Your objective:
Write out every line below with no difference at all.

(Excerpts from an interface dataset)
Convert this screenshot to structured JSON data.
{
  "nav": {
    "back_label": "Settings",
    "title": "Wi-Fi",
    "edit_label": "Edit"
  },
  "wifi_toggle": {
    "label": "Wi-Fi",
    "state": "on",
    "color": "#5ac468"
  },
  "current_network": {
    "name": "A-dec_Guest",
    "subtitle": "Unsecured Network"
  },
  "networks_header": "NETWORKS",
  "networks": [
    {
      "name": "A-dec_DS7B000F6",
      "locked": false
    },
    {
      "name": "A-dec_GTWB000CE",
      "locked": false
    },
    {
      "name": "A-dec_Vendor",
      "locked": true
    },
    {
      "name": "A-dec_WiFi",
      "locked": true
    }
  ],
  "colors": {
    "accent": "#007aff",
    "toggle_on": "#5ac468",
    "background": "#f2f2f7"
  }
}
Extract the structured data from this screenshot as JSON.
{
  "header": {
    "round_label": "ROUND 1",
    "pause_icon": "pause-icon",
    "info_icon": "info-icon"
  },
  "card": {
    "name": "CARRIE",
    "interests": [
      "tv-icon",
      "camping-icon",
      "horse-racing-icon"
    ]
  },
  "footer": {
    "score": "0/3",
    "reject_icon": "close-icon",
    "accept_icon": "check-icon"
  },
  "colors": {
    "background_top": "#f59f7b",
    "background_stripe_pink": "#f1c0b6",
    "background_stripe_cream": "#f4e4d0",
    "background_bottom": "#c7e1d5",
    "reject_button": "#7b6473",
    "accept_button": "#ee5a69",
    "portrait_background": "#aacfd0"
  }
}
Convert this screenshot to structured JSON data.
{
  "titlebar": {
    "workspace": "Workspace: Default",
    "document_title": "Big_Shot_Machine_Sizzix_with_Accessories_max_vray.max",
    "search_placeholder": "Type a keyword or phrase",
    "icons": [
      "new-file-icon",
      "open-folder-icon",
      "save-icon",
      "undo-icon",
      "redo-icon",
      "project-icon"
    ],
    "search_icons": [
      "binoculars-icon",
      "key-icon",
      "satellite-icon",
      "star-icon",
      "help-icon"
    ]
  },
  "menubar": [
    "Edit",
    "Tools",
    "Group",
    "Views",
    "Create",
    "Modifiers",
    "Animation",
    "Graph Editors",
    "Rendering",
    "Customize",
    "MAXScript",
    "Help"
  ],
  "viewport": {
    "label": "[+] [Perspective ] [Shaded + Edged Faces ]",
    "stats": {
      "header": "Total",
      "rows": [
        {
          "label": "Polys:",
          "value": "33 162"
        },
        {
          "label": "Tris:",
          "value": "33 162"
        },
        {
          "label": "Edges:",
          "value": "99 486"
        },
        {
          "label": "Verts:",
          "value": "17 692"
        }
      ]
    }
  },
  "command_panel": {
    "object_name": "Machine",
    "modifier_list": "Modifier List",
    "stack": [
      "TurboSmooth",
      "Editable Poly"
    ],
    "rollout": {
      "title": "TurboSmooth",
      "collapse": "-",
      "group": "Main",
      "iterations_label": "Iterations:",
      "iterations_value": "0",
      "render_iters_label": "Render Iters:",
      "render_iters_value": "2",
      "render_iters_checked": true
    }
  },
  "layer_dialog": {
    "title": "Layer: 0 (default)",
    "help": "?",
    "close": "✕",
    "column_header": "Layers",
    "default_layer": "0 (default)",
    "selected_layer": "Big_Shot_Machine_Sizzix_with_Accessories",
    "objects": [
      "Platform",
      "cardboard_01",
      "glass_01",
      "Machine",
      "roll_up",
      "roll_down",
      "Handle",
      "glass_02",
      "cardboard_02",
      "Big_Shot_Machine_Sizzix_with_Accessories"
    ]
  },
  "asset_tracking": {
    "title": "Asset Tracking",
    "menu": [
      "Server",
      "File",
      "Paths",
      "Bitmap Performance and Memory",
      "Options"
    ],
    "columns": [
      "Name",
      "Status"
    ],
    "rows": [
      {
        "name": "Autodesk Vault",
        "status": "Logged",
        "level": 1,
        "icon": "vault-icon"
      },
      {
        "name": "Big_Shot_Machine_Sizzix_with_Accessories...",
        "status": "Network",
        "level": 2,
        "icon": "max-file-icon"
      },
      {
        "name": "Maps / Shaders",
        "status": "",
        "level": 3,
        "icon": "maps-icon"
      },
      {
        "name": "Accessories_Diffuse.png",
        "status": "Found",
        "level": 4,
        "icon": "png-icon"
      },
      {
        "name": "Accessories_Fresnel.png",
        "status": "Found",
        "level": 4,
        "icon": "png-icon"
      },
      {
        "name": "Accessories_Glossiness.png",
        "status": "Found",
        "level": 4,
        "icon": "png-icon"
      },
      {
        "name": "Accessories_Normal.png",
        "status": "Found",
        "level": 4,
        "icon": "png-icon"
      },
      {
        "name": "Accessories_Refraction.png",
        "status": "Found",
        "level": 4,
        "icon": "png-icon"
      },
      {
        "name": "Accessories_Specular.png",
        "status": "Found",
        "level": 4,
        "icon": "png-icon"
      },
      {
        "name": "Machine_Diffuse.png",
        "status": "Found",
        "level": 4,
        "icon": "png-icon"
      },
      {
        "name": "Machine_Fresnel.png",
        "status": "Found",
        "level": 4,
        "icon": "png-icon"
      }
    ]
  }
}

Output:
Convert this screenshot to structured JSON data.
{
  "nav": {
    "back_label": "Settings",
    "title": "Wi-Fi",
    "edit_label": "Edit"
  },
  "wifi_toggle": {
    "label": "Wi-Fi",
    "state": "on",
    "color": "#5ac468"
  },
  "current_network": {
    "name": "A-dec_Guest",
    "subtitle": "Unsecured Network"
  },
  "networks_header": "NETWORKS",
  "networks": [
    {
      "name": "A-dec_DS7B000F6",
      "locked": false
    },
    {
      "name": "A-dec_GTWB000CE",
      "locked": false
    },
    {
      "name": "A-dec_Vendor",
      "locked": true
    },
    {
      "name": "A-dec_WiFi",
      "locked": true
    }
  ],
  "colors": {
    "accent": "#007aff",
    "toggle_on": "#5ac468",
    "background": "#f2f2f7"
  }
}
Extract the structured data from this screenshot as JSON.
{
  "header": {
    "round_label": "ROUND 1",
    "pause_icon": "pause-icon",
    "info_icon": "info-icon"
  },
  "card": {
    "name": "CARRIE",
    "interests": [
      "tv-icon",
      "camping-icon",
      "horse-racing-icon"
    ]
  },
  "footer": {
    "score": "0/3",
    "reject_icon": "close-icon",
    "accept_icon": "check-icon"
  },
  "colors": {
    "background_top": "#f59f7b",
    "background_stripe_pink": "#f1c0b6",
    "background_stripe_cream": "#f4e4d0",
    "background_bottom": "#c7e1d5",
    "reject_button": "#7b6473",
    "accept_button": "#ee5a69",
    "portrait_background": "#aacfd0"
  }
}
Convert this screenshot to structured JSON data.
{
  "titlebar": {
    "workspace": "Workspace: Default",
    "document_title": "Big_Shot_Machine_Sizzix_with_Accessories_max_vray.max",
    "search_placeholder": "Type a keyword or phrase",
    "icons": [
      "new-file-icon",
      "open-folder-icon",
      "save-icon",
      "undo-icon",
      "redo-icon",
      "project-icon"
    ],
    "search_icons": [
      "binoculars-icon",
      "key-icon",
      "satellite-icon",
      "star-icon",
      "help-icon"
    ]
  },
  "menubar": [
    "Edit",
    "Tools",
    "Group",
    "Views",
    "Create",
    "Modifiers",
    "Animation",
    "Graph Editors",
    "Rendering",
    "Customize",
    "MAXScript",
    "Help"
  ],
  "viewport": {
    "label": "[+] [Perspective ] [Shaded + Edged Faces ]",
    "stats": {
      "header": "Total",
      "rows": [
        {
          "label": "Polys:",
          "value": "33 162"
        },
        {
          "label": "Tris:",
          "value": "33 162"
        },
        {
          "label": "Edges:",
          "value": "99 486"
        },
        {
          "label": "Verts:",
          "value": "17 692"
        }
      ]
    }
  },
  "command_panel": {
    "object_name": "Machine",
    "modifier_list": "Modifier List",
    "stack": [
      "TurboSmooth",
      "Editable Poly"
    ],
    "rollout": {
      "title": "TurboSmooth",
      "collapse": "-",
      "group": "Main",
      "iterations_label": "Iterations:",
      "iterations_value": "0",
      "render_iters_label": "Render Iters:",
      "render_iters_value": "2",
      "render_iters_checked": true
    }
  },
  "layer_dialog": {
    "title": "Layer: 0 (default)",
    "help": "?",
    "close": "✕",
    "column_header": "Layers",
    "default_layer": "0 (default)",
    "selected_layer": "Big_Shot_Machine_Sizzix_with_Accessories",
    "objects": [
      "Platform",
      "cardboard_01",
      "glass_01",
      "Machine",
      "roll_up",
      "roll_down",
      "Handle",
      "glass_02",
      "cardboard_02",
      "Big_Shot_Machine_Sizzix_with_Accessories"
    ]
  },
  "asset_tracking": {
    "title": "Asset Tracking",
    "menu": [
      "Server",
      "File",
      "Paths",
      "Bitmap Performance and Memory",
      "Options"
    ],
    "columns": [
      "Name",
      "Status"
    ],
    "rows": [
      {
        "name": "Autodesk Vault",
        "status": "Logged",
        "level": 1,
        "icon": "vault-icon"
      },
      {
        "name": "Big_Shot_Machine_Sizzix_with_Accessories...",
        "status": "Network",
        "level": 2,
        "icon": "max-file-icon"
      },
      {
        "name": "Maps / Shaders",
        "status": "",
        "level": 3,
        "icon": "maps-icon"
      },
      {
        "name": "Accessories_Diffuse.png",
        "status": "Found",
        "level": 4,
        "icon": "png-icon"
      },
      {
        "name": "Accessories_Fresnel.png",
        "status": "Found",
        "level": 4,
        "icon": "png-icon"
      },
      {
        "name": "Accessories_Glossiness.png",
        "status": "Found",
        "level": 4,
        "icon": "png-icon"
      },
      {
        "name": "Accessories_Normal.png",
        "status": "Found",
        "level": 4,
        "icon": "png-icon"
      },
      {
        "name": "Accessories_Refraction.png",
        "status": "Found",
        "level": 4,
        "icon": "png-icon"
      },
      {
        "name": "Accessories_Specular.png",
        "status": "Found",
        "level": 4,
        "icon": "png-icon"
      },
      {
        "name": "Machine_Diffuse.png",
        "status": "Found",
        "level": 4,
        "icon": "png-icon"
      },
      {
        "name": "Machine_Fresnel.png",
        "status": "Found",
        "level": 4,
        "icon": "png-icon"
      }
    ]
  }
}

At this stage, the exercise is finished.